Maggie moves mountains
Magdelyn Ann Pritchett will receive her high school diploma tomorrow night. Maggie is the daughter of Rachel and Thomas Anderson and Jody Pritchett. A homecoming maid and Fire Prevention maid, Maggie’s bright smile is ever-present. Unfortunately, so are her health problems. Since she was 5 months old, Maggie has faced mountains of debilitating ailments.
Rachel Anderson says that her daughter missed out on a good portion of her childhood and teen years due to a variety of health problems that specialists have struggled to agree upon. Maggie has neurogenic bladder/retention with frequent UTIs, degenerative disc disease with bulging disc, and many other autoimmune symptoms. At the age of 16, it was discovered that Maggie had significant hearing loss in both ears. In February, she was diagnosed with lymphocytic colitis, a rare inflammatory bowel disease.
Kidney stones in April resulted in a serious kidney infection that has caused Maggie to have to selfcatheterize.
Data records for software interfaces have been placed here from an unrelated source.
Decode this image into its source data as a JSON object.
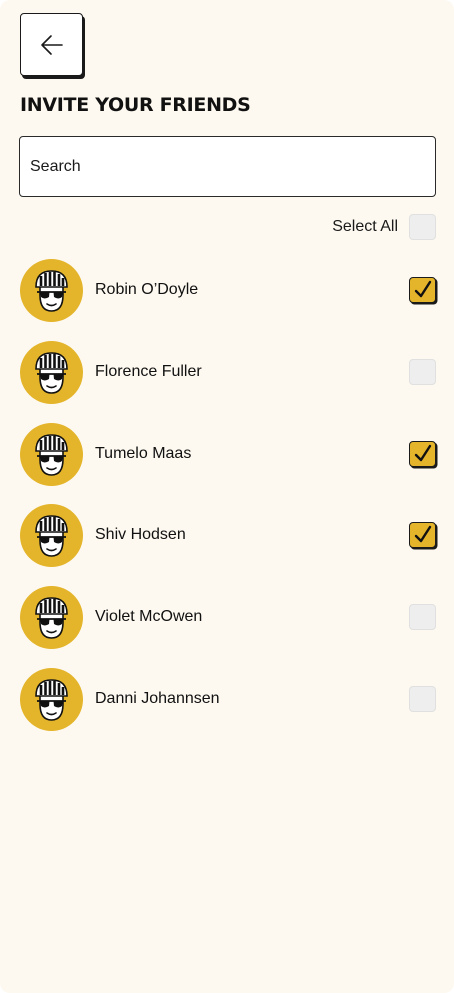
{
  "header": {
    "back_icon": "arrow-left-icon",
    "title": "INVITE YOUR FRIENDS"
  },
  "search": {
    "placeholder": "Search",
    "value": ""
  },
  "select_all": {
    "label": "Select All",
    "checked": false
  },
  "friends": [
    {
      "name": "Robin O’Doyle",
      "checked": true
    },
    {
      "name": "Florence Fuller",
      "checked": false
    },
    {
      "name": "Tumelo Maas",
      "checked": true
    },
    {
      "name": "Shiv Hodsen",
      "checked": true
    },
    {
      "name": "Violet McOwen",
      "checked": false
    },
    {
      "name": "Danni Johannsen",
      "checked": false
    }
  ],
  "avatar_icon": "cyclist-helmet-sunglasses-icon",
  "colors": {
    "background": "#fdf9f0",
    "accent": "#e4b42a",
    "text": "#111111",
    "checkbox_unchecked": "#eeeeee"
  }
}
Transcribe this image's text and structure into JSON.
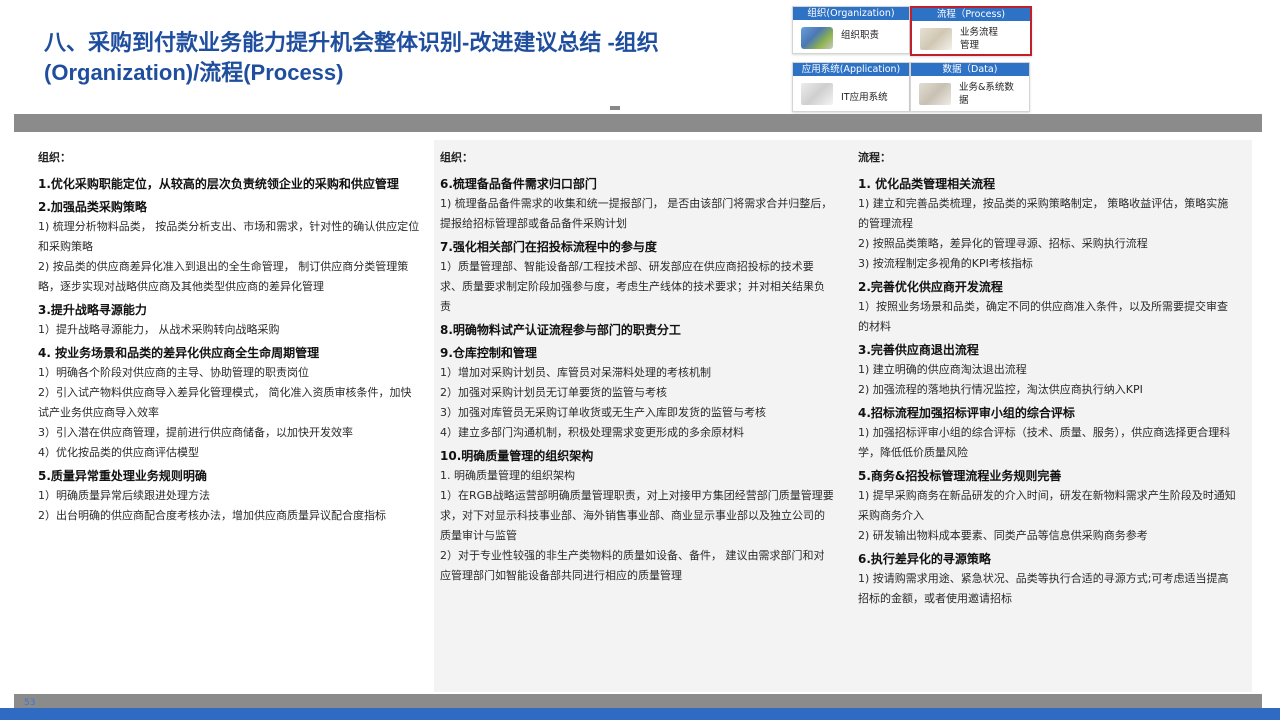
{
  "title": {
    "line1": "八、采购到付款业务能力提升机会整体识别-改进建议总结 -组织",
    "line2": "(Organization)/流程(Process)"
  },
  "legend": {
    "org_header": "组织(Organization)",
    "org_label": "组织职责",
    "process_header": "流程（Process)",
    "process_label": "业务流程管理",
    "app_header": "应用系统(Application)",
    "app_label": "IT应用系统",
    "data_header": "数据（Data)",
    "data_label": "业务&系统数据"
  },
  "page_number": "53",
  "col1": {
    "header": "组织：",
    "items": [
      {
        "type": "h",
        "text": "1.优化采购职能定位，从较高的层次负责统领企业的采购和供应管理"
      },
      {
        "type": "h",
        "text": "2.加强品类采购策略"
      },
      {
        "type": "t",
        "text": "1)   梳理分析物料品类，  按品类分析支出、市场和需求，针对性的确认供应定位和采购策略"
      },
      {
        "type": "t",
        "text": "2)   按品类的供应商差异化准入到退出的全生命管理，  制订供应商分类管理策略，逐步实现对战略供应商及其他类型供应商的差异化管理"
      },
      {
        "type": "h",
        "text": "3.提升战略寻源能力"
      },
      {
        "type": "t",
        "text": "1）提升战略寻源能力，  从战术采购转向战略采购"
      },
      {
        "type": "h",
        "text": "4. 按业务场景和品类的差异化供应商全生命周期管理"
      },
      {
        "type": "t",
        "text": "1）明确各个阶段对供应商的主导、协助管理的职责岗位"
      },
      {
        "type": "t",
        "text": "2）引入试产物料供应商导入差异化管理模式，  简化准入资质审核条件，加快试产业务供应商导入效率"
      },
      {
        "type": "t",
        "text": "3）引入潜在供应商管理，提前进行供应商储备，以加快开发效率"
      },
      {
        "type": "t",
        "text": "4）优化按品类的供应商评估模型"
      },
      {
        "type": "h",
        "text": "5.质量异常重处理业务规则明确"
      },
      {
        "type": "t",
        "text": "1）明确质量异常后续跟进处理方法"
      },
      {
        "type": "t",
        "text": "2）出台明确的供应商配合度考核办法，增加供应商质量异议配合度指标"
      }
    ]
  },
  "col2": {
    "header": "组织：",
    "items": [
      {
        "type": "h",
        "text": "6.梳理备品备件需求归口部门"
      },
      {
        "type": "t",
        "text": "1)   梳理备品备件需求的收集和统一提报部门，   是否由该部门将需求合并归整后，提报给招标管理部或备品备件采购计划"
      },
      {
        "type": "h",
        "text": "7.强化相关部门在招投标流程中的参与度"
      },
      {
        "type": "t",
        "text": "1）质量管理部、智能设备部/工程技术部、研发部应在供应商招投标的技术要求、质量要求制定阶段加强参与度，考虑生产线体的技术要求；并对相关结果负责"
      },
      {
        "type": "h",
        "text": "8.明确物料试产认证流程参与部门的职责分工"
      },
      {
        "type": "h",
        "text": "9.仓库控制和管理"
      },
      {
        "type": "t",
        "text": "1）增加对采购计划员、库管员对呆滞料处理的考核机制"
      },
      {
        "type": "t",
        "text": "2）加强对采购计划员无订单要货的监管与考核"
      },
      {
        "type": "t",
        "text": "3）加强对库管员无采购订单收货或无生产入库即发货的监管与考核"
      },
      {
        "type": "t",
        "text": "4）建立多部门沟通机制，积极处理需求变更形成的多余原材料"
      },
      {
        "type": "h",
        "text": "10.明确质量管理的组织架构"
      },
      {
        "type": "t",
        "text": "1. 明确质量管理的组织架构"
      },
      {
        "type": "t",
        "text": "  1）在RGB战略运营部明确质量管理职责，对上对接甲方集团经营部门质量管理要求，对下对显示科技事业部、海外销售事业部、商业显示事业部以及独立公司的质量审计与监管"
      },
      {
        "type": "t",
        "text": "2）对于专业性较强的非生产类物料的质量如设备、备件，   建议由需求部门和对应管理部门如智能设备部共同进行相应的质量管理"
      }
    ]
  },
  "col3": {
    "header": "流程：",
    "items": [
      {
        "type": "h",
        "text": "1. 优化品类管理相关流程"
      },
      {
        "type": "t",
        "text": "1)    建立和完善品类梳理，按品类的采购策略制定，  策略收益评估，策略实施的管理流程"
      },
      {
        "type": "t",
        "text": "2)    按照品类策略，差异化的管理寻源、招标、采购执行流程"
      },
      {
        "type": "t",
        "text": "3)    按流程制定多视角的KPI考核指标"
      },
      {
        "type": "h",
        "text": "2.完善优化供应商开发流程"
      },
      {
        "type": "t",
        "text": "1）按照业务场景和品类，确定不同的供应商准入条件，以及所需要提交审查的材料"
      },
      {
        "type": "h",
        "text": "3.完善供应商退出流程"
      },
      {
        "type": "t",
        "text": "1)    建立明确的供应商淘汰退出流程"
      },
      {
        "type": "t",
        "text": "2)    加强流程的落地执行情况监控，淘汰供应商执行纳入KPI"
      },
      {
        "type": "h",
        "text": "4.招标流程加强招标评审小组的综合评标"
      },
      {
        "type": "t",
        "text": "1)    加强招标评审小组的综合评标（技术、质量、服务），供应商选择更合理科学，降低低价质量风险"
      },
      {
        "type": "h",
        "text": "5.商务&招投标管理流程业务规则完善"
      },
      {
        "type": "t",
        "text": "1)    提早采购商务在新品研发的介入时间，研发在新物料需求产生阶段及时通知采购商务介入"
      },
      {
        "type": "t",
        "text": "2)    研发输出物料成本要素、同类产品等信息供采购商务参考"
      },
      {
        "type": "h",
        "text": "6.执行差异化的寻源策略"
      },
      {
        "type": "t",
        "text": "1)    按请购需求用途、紧急状况、品类等执行合适的寻源方式;可考虑适当提高招标的金额，或者使用邀请招标"
      }
    ]
  }
}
Doctors informed Anderson that that her vibrant daughter will have to do this for the rest of her life. “If she doesn’t follow instructions exactly, she will go into kidney failure,” Anderson stated.
Pritchett could possibly have a device surgically implanted to control her bladder, but there is a chance that it would not be successful and could lead to more problems.
Maggie missed three weeks of her senior year at Jackson Academy due to complications from the kidney infection and lymphocytic colitis. “For about three weeks she didn’t get off the couch other than to go to the doctor. She didn’t even go to Gigi’s and that says something,” Anderson reported of her daughter who enjoys spending time with her large family.
Maggie has seen a variety of specialists in Mobile, Birmingham and Pensacola, Fla., but an overall diagnosis has yet to be given. The specialists referred Pritchett’s case to the Mayo Clinic. On May 10, the call came from Mayo indicating that Maggie was accepted for treatment. According to her mother, “Maggie will first see an internal medicine doctor and then he will ‘farm’ her out to the specialists and tests he feels she needs to see and to have.
This is a diagnostic and treatment plan visit. She will see many doctors and have many tests in that week. There possibly will be other appointments in the future.” Pritchett and her mother will travel to Rochester, Minn. for the Mayo Clinic appointments in late June.
Through all of the appointments, blood draws, tests and needle sticks, Maggie has been a trooper. The baby of the family, Maggie is known as the family “fireball.” She is determined and headstrong, a natural born leader. “Maggie is so headstrong and nothing phases her most of the time. God knew exactly what He was doing when He gave Maggie this cross to bear,” Anderson said, acknowledging that as parents the frustrations and worries over their daughter’s condition been more burdensome for them than it has for Maggie. Anderson admits that while they have silently mourned the fact that their daughter missed many school activities and had to give up softball due to her illness, Maggie has persevered. Maggie’s family is thankful for the faculty and staff at Jackson Academy who have been supportive throughout her illness and provided any medical and educational accommodations.
Pritchett’s grit and resolve have served her well throughout her health struggles. No doubt these will assist her throughout her life. Maggie’s dream is to earn a degree in funeral and mortuary science. Currently, she is taking courses to earn a medical assistant degree.
A Facebook page has been created to keep family and friends aware of Maggie’s prognosis. “Maggie Moves Mountains” will be updated frequently.
A popular lyric from Green Day’s song, “Closing Time” is “Every new beginning comes from some other beginning’s end.” How true this is regarding graduation! The possibilities are endless! While students are celebrating the end of one educational experience, most parents are lamenting it. Instead of mourning the end, embrace the new season and the many “commencements” or beginnings that it affords.
Congratulations, class of 2019.
Weekly columnist. Feature Writer.